In yet another sign of how smartphones are transforming Korea’s internet landscape, location-based services (LBS) are booming in the country, according to a new report from the Korea Communications Commission.
The number of business license applications for LBS start-ups has already hit 101 in the first quarter of this year, compared with 80 for the whole of 2010. There are also, according to the report, more than twice as many LBS firms in operation this year over last year.
For the purposes of this survey, according to the article, LBS doesn’t just mean the likes of Foursquare or I’m In, but any service that draws on locational information, including apps/sites offering traffic information or emergency services. However, the KCC said that while previously, LBS mainly consisted of “people tracking” services offered by phone companies or government-run traffic-related services, the current boom is being powered almost entirely by start-ups in smartphone apps and social media.
In light of this, the KCC is undertaking what it’s calling a “plan for the activation of use of locational information.” This includes an educational video that will help new services avoid legal pitfalls — something that the creators of Oppa Midji might well have appreciated — and an “LBS Support Center” under the Korea Association of Information and Telecommunications.
Promisingly, the government also says it plans to relax the regulatory environment surrounding LBS and — in order to provide more “precise” locational services to Koreans — begin research into technology that can place people’s locations to within 5 metres.
As has been well documented, Korea’s tech startups have often succeeded despite the dead hand of regulation.
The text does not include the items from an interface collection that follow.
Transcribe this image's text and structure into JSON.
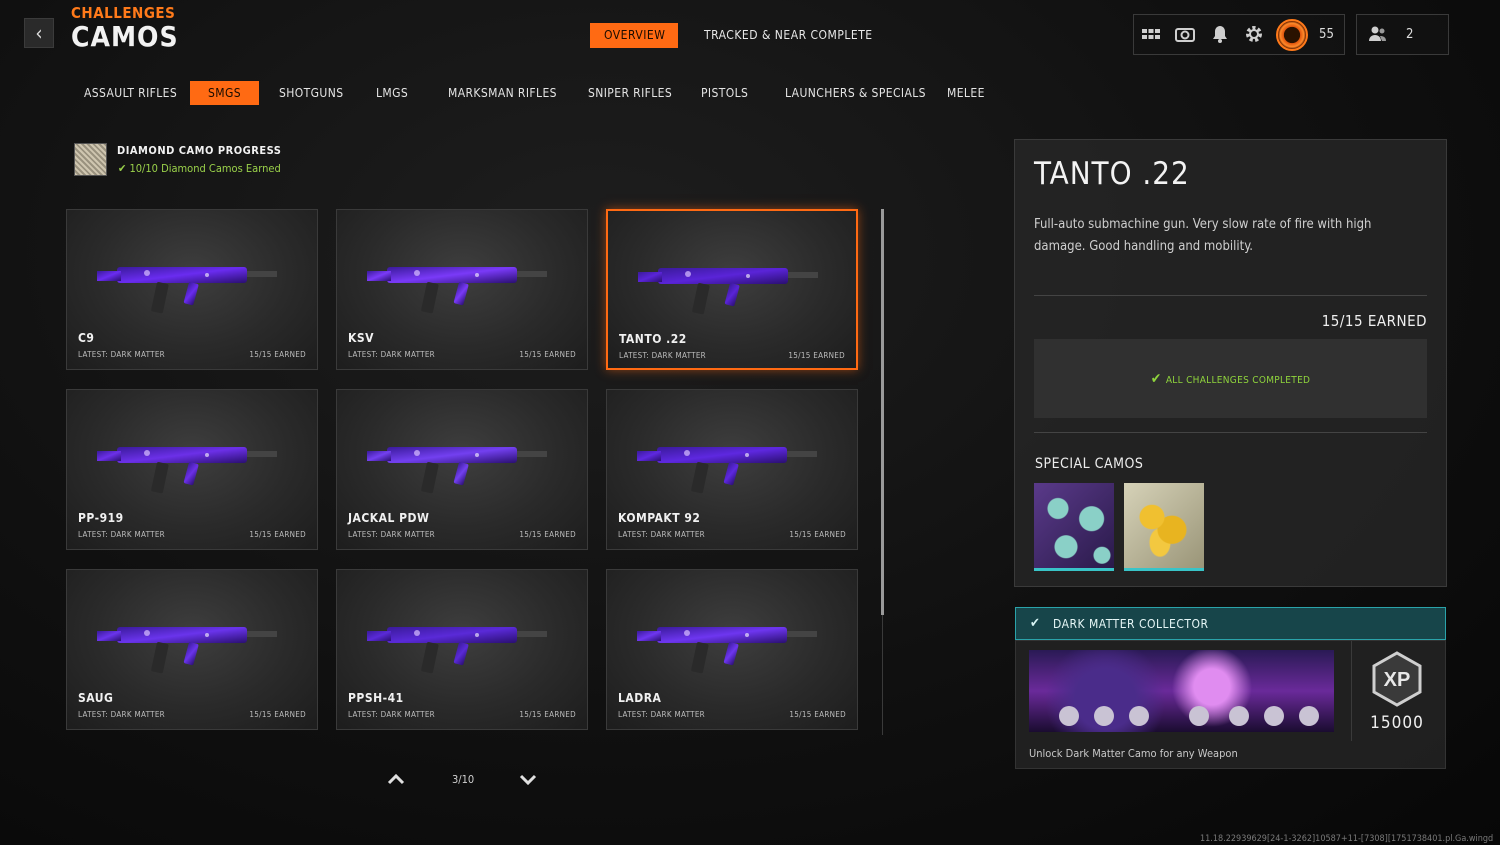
{
  "header": {
    "breadcrumb": "CHALLENGES",
    "title": "CAMOS",
    "back_icon": "chevron-left-icon",
    "tabs": [
      {
        "label": "OVERVIEW",
        "active": true
      },
      {
        "label": "TRACKED & NEAR COMPLETE",
        "active": false
      }
    ],
    "status_icons": [
      "grid-menu-icon",
      "camera-icon",
      "bell-icon",
      "gear-icon"
    ],
    "level": "55",
    "party_count": "2"
  },
  "categories": [
    {
      "label": "ASSAULT RIFLES",
      "active": false
    },
    {
      "label": "SMGS",
      "active": true
    },
    {
      "label": "SHOTGUNS",
      "active": false
    },
    {
      "label": "LMGS",
      "active": false
    },
    {
      "label": "MARKSMAN RIFLES",
      "active": false
    },
    {
      "label": "SNIPER RIFLES",
      "active": false
    },
    {
      "label": "PISTOLS",
      "active": false
    },
    {
      "label": "LAUNCHERS & SPECIALS",
      "active": false
    },
    {
      "label": "MELEE",
      "active": false
    }
  ],
  "progress": {
    "title": "DIAMOND CAMO PROGRESS",
    "subtitle": "10/10 Diamond Camos Earned"
  },
  "weapons": [
    {
      "name": "C9",
      "latest": "LATEST: DARK MATTER",
      "earned": "15/15 EARNED"
    },
    {
      "name": "KSV",
      "latest": "LATEST: DARK MATTER",
      "earned": "15/15 EARNED"
    },
    {
      "name": "TANTO .22",
      "latest": "LATEST: DARK MATTER",
      "earned": "15/15 EARNED",
      "selected": true
    },
    {
      "name": "PP-919",
      "latest": "LATEST: DARK MATTER",
      "earned": "15/15 EARNED"
    },
    {
      "name": "JACKAL PDW",
      "latest": "LATEST: DARK MATTER",
      "earned": "15/15 EARNED"
    },
    {
      "name": "KOMPAKT 92",
      "latest": "LATEST: DARK MATTER",
      "earned": "15/15 EARNED"
    },
    {
      "name": "SAUG",
      "latest": "LATEST: DARK MATTER",
      "earned": "15/15 EARNED"
    },
    {
      "name": "PPSH-41",
      "latest": "LATEST: DARK MATTER",
      "earned": "15/15 EARNED"
    },
    {
      "name": "LADRA",
      "latest": "LATEST: DARK MATTER",
      "earned": "15/15 EARNED"
    }
  ],
  "pager": {
    "text": "3/10"
  },
  "detail": {
    "name": "TANTO .22",
    "description": "Full-auto submachine gun.  Very slow rate of fire with high damage. Good handling and mobility.",
    "earned": "15/15 EARNED",
    "status": "ALL CHALLENGES COMPLETED",
    "special_label": "SPECIAL CAMOS"
  },
  "reward": {
    "title": "DARK MATTER COLLECTOR",
    "xp": "15000",
    "xp_label": "XP",
    "description": "Unlock Dark Matter Camo for any Weapon"
  },
  "build_string": "11.18.22939629[24-1-3262]10587+11-[7308][1751738401.pl.Ga.wingd",
  "colors": {
    "accent": "#ff6a13",
    "success": "#8fd43c",
    "reward_teal": "#17454a"
  }
}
Here’s hoping the Korean government can take a more measured line with its approach to LBS.